Following Steve Payette’s Facebook stream, I picked two more things to follow-up on his guest story on disability and pervasive games.
First one, a video of Extreme Wheel Chair Driving, something like skateboarding meets parkour on wheel chairs. Looks like something that puts you into one.
Another prototype I picked from Steve is Demor, a GPS shooter game for blind and sighted players. I think it’s an accessibility concept prototype, about sound-based 3D interaction. It’s not really a pervasive one; you just need an open field to play it, wear the gear, listen up and shoot based on sounds. I suppose blind players have an advantage in that they hear better, but sighted players can see their environment which might make them move more confidently.

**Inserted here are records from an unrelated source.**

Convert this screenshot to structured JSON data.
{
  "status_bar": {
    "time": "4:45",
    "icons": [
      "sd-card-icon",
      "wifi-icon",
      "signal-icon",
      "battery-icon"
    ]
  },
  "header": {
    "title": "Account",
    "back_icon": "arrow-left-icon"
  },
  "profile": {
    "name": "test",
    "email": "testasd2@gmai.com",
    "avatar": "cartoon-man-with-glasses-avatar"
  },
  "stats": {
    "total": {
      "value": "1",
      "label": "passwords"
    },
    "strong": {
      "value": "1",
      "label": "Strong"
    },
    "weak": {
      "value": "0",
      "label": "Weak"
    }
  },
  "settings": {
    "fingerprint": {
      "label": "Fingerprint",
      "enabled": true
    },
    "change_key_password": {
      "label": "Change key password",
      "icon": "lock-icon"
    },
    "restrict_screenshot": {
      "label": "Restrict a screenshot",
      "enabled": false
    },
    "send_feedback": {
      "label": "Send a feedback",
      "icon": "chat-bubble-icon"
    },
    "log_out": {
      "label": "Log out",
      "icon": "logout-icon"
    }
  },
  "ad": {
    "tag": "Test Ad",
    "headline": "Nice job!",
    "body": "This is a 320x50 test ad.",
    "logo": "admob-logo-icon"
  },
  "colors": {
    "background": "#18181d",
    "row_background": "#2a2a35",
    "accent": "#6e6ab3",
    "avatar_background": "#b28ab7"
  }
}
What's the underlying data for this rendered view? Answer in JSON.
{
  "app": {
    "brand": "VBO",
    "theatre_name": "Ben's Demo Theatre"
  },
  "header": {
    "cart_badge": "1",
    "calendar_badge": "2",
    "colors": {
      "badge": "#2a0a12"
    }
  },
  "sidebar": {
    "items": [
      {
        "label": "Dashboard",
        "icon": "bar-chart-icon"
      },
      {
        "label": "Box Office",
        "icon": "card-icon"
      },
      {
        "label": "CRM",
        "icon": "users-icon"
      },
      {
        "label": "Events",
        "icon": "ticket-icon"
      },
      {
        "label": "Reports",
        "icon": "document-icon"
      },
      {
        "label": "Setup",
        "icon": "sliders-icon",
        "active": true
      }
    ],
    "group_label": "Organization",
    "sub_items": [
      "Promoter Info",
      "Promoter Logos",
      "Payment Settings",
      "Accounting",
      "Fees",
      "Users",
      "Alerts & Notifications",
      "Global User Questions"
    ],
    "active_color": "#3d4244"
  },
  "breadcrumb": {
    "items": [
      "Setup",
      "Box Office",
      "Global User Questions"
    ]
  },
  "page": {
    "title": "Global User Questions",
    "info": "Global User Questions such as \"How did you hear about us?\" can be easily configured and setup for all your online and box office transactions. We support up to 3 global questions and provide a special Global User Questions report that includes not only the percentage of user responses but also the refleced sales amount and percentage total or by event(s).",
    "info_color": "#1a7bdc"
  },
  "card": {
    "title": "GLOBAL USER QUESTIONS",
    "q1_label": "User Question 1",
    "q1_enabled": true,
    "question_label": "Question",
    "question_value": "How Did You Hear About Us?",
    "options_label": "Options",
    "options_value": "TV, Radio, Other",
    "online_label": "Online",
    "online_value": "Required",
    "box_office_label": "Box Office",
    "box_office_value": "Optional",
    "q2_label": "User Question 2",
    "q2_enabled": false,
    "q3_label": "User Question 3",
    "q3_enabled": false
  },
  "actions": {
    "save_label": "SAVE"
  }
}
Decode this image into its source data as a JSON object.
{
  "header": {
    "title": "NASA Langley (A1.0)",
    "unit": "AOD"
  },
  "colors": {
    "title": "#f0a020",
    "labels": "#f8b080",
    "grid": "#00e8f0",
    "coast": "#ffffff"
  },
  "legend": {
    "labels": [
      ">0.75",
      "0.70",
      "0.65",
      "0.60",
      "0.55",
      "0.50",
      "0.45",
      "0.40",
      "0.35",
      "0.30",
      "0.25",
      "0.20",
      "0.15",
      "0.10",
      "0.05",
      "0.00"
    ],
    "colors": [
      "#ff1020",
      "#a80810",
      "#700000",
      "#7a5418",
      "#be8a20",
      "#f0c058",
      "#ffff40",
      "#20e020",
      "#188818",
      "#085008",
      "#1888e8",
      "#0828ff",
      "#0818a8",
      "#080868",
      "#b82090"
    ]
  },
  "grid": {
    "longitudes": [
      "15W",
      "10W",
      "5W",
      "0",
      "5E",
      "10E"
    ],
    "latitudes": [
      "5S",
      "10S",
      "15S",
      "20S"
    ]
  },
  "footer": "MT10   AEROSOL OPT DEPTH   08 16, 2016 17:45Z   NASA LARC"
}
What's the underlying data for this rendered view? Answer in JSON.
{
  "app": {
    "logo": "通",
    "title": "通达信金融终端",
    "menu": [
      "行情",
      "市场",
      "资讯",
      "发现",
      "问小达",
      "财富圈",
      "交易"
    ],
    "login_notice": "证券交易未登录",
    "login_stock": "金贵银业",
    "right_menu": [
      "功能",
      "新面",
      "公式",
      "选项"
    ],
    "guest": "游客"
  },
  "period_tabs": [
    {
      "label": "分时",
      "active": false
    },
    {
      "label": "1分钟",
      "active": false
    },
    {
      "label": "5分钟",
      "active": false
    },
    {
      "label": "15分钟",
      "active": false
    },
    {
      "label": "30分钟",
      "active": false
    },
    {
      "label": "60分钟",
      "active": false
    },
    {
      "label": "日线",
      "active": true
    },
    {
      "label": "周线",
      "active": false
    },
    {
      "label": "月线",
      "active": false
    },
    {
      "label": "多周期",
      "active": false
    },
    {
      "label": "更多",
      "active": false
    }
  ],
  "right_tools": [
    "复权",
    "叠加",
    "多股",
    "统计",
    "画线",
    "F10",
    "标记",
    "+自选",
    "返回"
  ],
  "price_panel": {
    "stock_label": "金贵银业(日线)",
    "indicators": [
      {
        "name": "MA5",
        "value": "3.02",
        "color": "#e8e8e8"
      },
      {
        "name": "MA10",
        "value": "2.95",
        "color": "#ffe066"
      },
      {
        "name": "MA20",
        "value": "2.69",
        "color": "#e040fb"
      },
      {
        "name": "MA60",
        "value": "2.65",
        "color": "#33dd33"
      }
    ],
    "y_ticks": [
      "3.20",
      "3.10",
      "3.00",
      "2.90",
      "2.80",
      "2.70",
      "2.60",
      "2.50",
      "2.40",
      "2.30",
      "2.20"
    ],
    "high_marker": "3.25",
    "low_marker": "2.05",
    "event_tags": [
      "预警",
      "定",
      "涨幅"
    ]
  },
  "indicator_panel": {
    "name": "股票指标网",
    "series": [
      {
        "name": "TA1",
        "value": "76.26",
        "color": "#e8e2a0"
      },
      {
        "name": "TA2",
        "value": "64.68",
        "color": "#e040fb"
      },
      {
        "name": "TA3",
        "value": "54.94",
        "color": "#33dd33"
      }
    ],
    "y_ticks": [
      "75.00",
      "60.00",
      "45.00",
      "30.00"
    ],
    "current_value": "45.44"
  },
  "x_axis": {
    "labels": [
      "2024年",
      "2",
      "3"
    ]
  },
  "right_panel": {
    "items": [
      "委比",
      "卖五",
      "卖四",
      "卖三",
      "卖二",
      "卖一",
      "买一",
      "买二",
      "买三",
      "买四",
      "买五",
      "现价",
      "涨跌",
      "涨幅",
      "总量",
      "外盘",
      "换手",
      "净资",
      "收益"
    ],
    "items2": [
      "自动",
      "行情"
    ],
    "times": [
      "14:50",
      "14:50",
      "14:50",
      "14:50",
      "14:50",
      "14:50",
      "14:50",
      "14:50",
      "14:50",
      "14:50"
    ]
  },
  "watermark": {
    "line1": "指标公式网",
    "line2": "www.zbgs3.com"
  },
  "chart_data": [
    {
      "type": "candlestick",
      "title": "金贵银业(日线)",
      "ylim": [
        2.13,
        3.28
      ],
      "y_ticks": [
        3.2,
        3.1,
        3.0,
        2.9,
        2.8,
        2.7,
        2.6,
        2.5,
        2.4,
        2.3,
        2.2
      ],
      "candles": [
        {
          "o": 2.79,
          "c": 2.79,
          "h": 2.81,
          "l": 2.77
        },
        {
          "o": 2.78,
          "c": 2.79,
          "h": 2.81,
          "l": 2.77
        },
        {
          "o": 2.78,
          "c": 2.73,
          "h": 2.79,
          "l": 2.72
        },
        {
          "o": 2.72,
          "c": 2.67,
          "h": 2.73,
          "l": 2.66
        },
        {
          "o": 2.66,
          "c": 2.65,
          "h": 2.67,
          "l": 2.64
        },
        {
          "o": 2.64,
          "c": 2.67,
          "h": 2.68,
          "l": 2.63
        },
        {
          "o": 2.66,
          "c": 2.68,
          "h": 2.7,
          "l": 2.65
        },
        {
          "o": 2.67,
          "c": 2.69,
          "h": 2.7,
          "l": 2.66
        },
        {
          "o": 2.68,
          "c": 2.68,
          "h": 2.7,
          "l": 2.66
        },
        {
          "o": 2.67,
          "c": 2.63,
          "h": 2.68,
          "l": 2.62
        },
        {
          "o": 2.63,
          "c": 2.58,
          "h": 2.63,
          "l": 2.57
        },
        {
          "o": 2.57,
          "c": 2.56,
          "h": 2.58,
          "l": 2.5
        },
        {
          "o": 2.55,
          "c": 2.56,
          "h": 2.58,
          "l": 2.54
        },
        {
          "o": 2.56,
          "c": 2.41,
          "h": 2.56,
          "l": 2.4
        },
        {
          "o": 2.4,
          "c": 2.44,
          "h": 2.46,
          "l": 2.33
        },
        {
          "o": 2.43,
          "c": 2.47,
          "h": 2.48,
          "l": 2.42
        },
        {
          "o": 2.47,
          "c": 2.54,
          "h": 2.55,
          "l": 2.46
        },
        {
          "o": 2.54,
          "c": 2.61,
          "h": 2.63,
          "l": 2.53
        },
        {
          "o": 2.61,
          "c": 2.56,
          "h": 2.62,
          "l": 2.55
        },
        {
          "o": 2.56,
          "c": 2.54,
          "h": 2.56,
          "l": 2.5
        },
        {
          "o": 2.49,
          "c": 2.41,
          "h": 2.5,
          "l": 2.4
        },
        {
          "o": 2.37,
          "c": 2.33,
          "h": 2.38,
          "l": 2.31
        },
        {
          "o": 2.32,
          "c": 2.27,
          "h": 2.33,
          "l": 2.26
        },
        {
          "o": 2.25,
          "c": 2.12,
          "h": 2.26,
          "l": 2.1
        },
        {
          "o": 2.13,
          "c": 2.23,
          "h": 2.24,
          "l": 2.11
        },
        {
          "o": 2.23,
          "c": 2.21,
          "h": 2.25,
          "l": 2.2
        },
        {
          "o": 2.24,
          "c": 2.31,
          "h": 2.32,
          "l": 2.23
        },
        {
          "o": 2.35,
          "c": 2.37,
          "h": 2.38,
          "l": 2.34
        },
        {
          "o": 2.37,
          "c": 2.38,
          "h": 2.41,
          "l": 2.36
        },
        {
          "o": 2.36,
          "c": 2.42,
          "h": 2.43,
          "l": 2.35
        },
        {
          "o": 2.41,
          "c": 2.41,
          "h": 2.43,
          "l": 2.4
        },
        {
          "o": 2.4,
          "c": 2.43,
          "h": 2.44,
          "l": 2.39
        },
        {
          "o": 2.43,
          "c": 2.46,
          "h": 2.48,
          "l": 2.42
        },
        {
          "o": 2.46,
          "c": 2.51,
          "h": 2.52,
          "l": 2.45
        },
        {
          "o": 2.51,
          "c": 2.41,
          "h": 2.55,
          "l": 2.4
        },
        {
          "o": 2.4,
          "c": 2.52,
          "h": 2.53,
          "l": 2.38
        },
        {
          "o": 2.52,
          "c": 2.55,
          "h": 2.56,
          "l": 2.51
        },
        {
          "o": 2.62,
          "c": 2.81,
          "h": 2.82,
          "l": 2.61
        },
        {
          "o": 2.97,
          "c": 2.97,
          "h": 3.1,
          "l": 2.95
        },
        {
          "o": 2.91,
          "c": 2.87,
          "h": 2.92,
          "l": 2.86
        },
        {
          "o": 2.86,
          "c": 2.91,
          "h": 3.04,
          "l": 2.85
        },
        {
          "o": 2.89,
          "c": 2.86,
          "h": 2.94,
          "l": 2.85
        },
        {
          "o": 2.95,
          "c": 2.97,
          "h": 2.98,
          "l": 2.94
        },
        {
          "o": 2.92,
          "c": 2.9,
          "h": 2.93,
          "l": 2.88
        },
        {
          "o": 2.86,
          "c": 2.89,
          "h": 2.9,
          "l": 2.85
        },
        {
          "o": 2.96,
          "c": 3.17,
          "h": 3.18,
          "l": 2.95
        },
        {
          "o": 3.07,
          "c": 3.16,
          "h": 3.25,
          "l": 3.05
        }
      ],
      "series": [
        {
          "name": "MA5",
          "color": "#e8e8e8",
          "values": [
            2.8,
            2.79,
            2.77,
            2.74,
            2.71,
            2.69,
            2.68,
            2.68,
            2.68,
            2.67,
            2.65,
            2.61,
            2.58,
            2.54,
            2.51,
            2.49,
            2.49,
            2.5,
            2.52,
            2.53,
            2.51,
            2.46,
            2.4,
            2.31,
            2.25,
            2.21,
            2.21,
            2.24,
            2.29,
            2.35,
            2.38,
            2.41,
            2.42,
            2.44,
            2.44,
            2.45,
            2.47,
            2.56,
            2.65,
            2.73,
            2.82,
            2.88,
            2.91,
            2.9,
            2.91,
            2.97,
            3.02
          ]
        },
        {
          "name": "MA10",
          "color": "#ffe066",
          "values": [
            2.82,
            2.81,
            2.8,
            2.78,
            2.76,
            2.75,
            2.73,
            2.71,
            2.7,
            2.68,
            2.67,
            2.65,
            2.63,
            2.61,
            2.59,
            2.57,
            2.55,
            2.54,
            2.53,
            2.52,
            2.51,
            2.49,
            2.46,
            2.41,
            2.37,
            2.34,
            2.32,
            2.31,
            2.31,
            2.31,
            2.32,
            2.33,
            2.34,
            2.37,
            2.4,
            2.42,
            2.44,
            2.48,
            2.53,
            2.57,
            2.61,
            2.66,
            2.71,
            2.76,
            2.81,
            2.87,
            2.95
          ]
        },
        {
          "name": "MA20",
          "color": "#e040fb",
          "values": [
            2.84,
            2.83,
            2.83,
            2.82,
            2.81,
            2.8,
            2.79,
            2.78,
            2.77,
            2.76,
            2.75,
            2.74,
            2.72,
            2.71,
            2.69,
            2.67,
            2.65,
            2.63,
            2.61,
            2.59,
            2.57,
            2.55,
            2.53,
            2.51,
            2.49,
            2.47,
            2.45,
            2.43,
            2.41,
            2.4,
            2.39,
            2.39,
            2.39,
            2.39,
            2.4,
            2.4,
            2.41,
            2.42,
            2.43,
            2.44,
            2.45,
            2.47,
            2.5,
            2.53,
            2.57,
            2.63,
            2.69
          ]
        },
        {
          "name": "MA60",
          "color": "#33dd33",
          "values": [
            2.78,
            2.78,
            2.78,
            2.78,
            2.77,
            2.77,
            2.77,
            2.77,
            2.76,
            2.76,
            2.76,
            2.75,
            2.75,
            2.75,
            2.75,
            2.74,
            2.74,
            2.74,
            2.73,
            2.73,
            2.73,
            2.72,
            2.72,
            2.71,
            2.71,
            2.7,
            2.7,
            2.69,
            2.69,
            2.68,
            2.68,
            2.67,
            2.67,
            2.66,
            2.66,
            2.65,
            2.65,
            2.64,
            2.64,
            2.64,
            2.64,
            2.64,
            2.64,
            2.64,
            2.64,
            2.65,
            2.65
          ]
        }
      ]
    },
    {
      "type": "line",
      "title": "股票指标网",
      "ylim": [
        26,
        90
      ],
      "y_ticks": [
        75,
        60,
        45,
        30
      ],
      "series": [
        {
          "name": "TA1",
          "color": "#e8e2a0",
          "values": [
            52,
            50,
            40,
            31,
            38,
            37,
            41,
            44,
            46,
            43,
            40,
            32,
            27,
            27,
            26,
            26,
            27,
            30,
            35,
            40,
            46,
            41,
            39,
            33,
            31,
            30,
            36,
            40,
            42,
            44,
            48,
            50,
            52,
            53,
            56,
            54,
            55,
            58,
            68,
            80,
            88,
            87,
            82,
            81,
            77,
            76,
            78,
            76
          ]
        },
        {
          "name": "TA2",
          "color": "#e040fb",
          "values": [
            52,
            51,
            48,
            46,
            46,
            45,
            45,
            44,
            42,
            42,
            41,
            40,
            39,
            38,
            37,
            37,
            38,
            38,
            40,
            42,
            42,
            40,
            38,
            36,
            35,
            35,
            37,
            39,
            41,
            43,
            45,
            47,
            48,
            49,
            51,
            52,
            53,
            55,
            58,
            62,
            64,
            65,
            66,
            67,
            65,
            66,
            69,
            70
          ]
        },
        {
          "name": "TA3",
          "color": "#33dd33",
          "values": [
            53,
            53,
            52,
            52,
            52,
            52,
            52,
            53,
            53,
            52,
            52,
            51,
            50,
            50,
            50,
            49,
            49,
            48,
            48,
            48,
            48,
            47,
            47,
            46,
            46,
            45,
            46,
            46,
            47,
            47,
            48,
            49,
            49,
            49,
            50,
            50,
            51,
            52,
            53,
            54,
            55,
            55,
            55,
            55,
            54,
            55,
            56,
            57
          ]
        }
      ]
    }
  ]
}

Pervasive games for disabled are surprisingly relevant for augmented reality gaming: If you dream of creating pervasive games for wearable AR devices, check out the Fraunhofer FIT paper on TimeWarp by Iris Herbst et al., and learn how clunky AR helmet restricts your vision, how sunshine blinds you and how the graphics simply prevent you from seeing things. Add sound effects to that, and the worst case AR street game makes you effectively blind and deaf anyway!